======== Material to process

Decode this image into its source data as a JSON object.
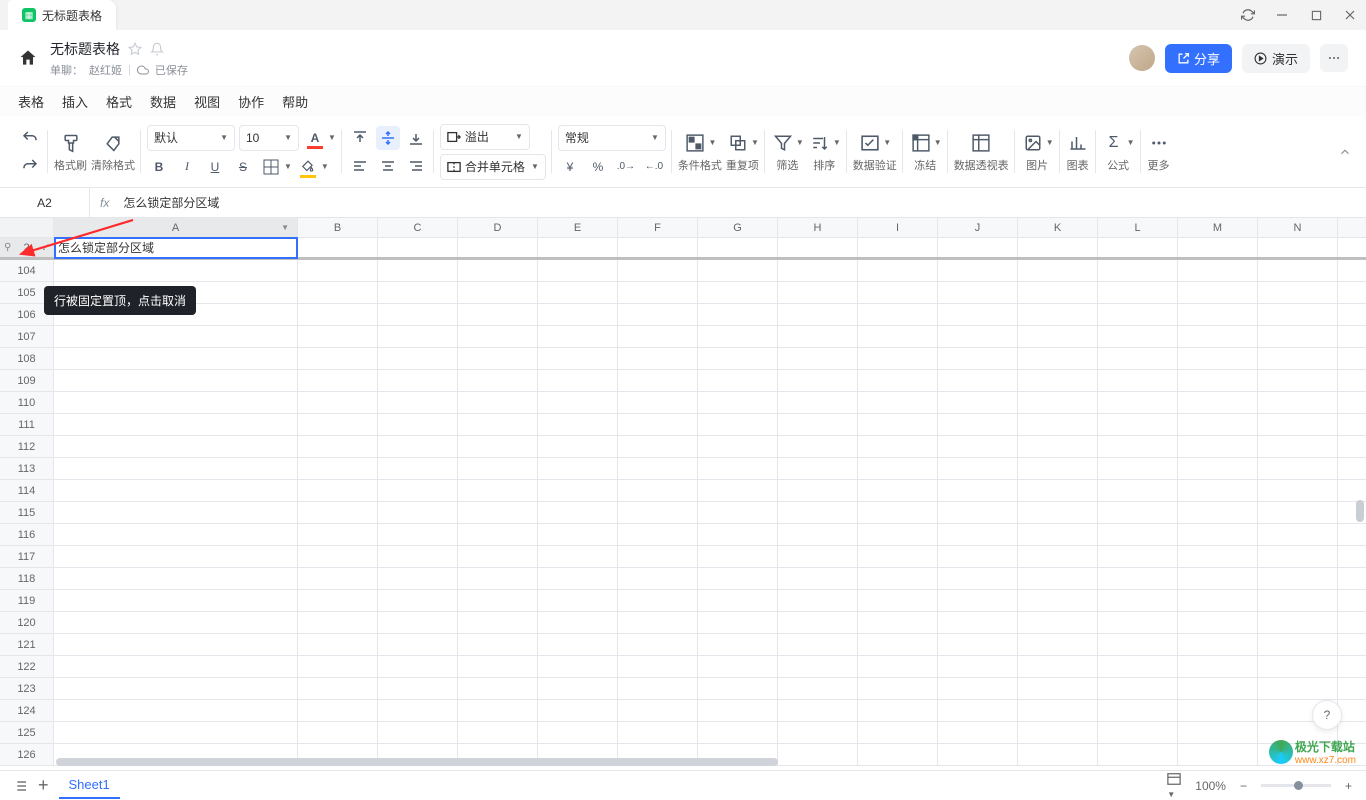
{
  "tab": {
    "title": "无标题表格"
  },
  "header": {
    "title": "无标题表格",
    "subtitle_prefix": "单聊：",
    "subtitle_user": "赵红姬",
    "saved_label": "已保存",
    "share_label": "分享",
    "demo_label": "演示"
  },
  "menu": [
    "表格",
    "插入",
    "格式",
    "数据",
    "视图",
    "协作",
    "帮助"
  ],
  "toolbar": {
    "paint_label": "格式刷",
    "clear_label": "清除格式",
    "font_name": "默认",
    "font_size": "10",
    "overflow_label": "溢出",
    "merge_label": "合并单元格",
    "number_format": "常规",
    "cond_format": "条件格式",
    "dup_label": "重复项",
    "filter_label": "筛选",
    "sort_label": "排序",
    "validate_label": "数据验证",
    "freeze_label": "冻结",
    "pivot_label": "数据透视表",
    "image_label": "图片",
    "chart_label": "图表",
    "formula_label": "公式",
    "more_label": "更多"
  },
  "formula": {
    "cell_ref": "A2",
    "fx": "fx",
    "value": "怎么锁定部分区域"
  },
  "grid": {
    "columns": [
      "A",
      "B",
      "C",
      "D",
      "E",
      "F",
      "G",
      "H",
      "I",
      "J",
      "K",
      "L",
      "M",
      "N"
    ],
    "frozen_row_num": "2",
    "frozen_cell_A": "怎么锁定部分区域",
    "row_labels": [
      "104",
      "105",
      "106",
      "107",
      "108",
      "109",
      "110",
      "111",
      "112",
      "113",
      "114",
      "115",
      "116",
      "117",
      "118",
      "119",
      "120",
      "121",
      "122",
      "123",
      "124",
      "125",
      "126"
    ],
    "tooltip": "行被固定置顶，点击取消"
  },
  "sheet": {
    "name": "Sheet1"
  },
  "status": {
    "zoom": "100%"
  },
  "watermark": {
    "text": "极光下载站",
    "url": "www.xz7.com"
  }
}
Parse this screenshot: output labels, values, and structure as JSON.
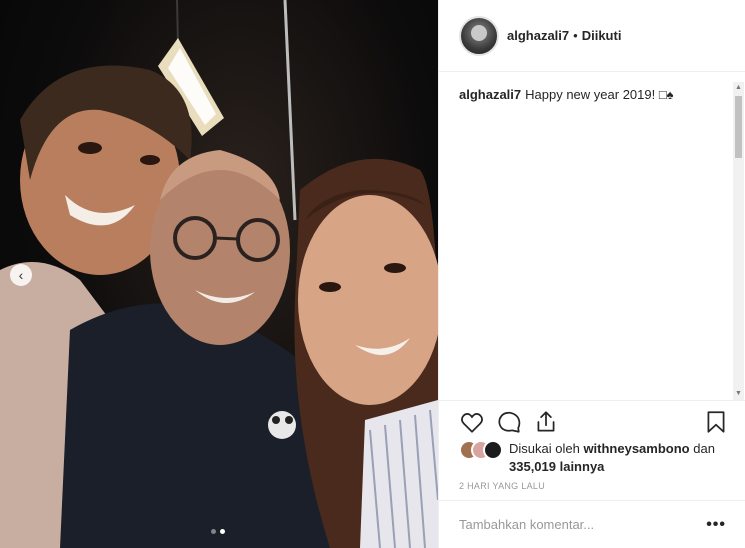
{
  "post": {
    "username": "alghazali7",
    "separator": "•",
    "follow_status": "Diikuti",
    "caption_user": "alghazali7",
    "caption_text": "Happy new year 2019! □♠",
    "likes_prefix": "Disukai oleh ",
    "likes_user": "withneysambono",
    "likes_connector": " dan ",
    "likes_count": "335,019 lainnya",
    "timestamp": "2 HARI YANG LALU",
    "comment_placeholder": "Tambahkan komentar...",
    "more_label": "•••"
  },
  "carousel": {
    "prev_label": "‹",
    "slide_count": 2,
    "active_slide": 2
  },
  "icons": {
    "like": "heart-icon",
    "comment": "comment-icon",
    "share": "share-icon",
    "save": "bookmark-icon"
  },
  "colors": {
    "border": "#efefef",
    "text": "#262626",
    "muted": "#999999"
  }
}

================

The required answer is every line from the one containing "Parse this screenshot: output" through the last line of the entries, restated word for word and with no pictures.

Parse this screenshot: output labels, values, and structure as JSON.
{
  "post": {
    "username": "alghazali7",
    "separator": "•",
    "follow_status": "Diikuti",
    "caption_user": "alghazali7",
    "caption_text": "Happy new year 2019! □♠",
    "likes_prefix": "Disukai oleh ",
    "likes_user": "withneysambono",
    "likes_connector": " dan ",
    "likes_count": "335,019 lainnya",
    "timestamp": "2 HARI YANG LALU",
    "comment_placeholder": "Tambahkan komentar...",
    "more_label": "•••"
  },
  "carousel": {
    "prev_label": "‹",
    "slide_count": 2,
    "active_slide": 2
  },
  "icons": {
    "like": "heart-icon",
    "comment": "comment-icon",
    "share": "share-icon",
    "save": "bookmark-icon"
  },
  "colors": {
    "border": "#efefef",
    "text": "#262626",
    "muted": "#999999"
  }
}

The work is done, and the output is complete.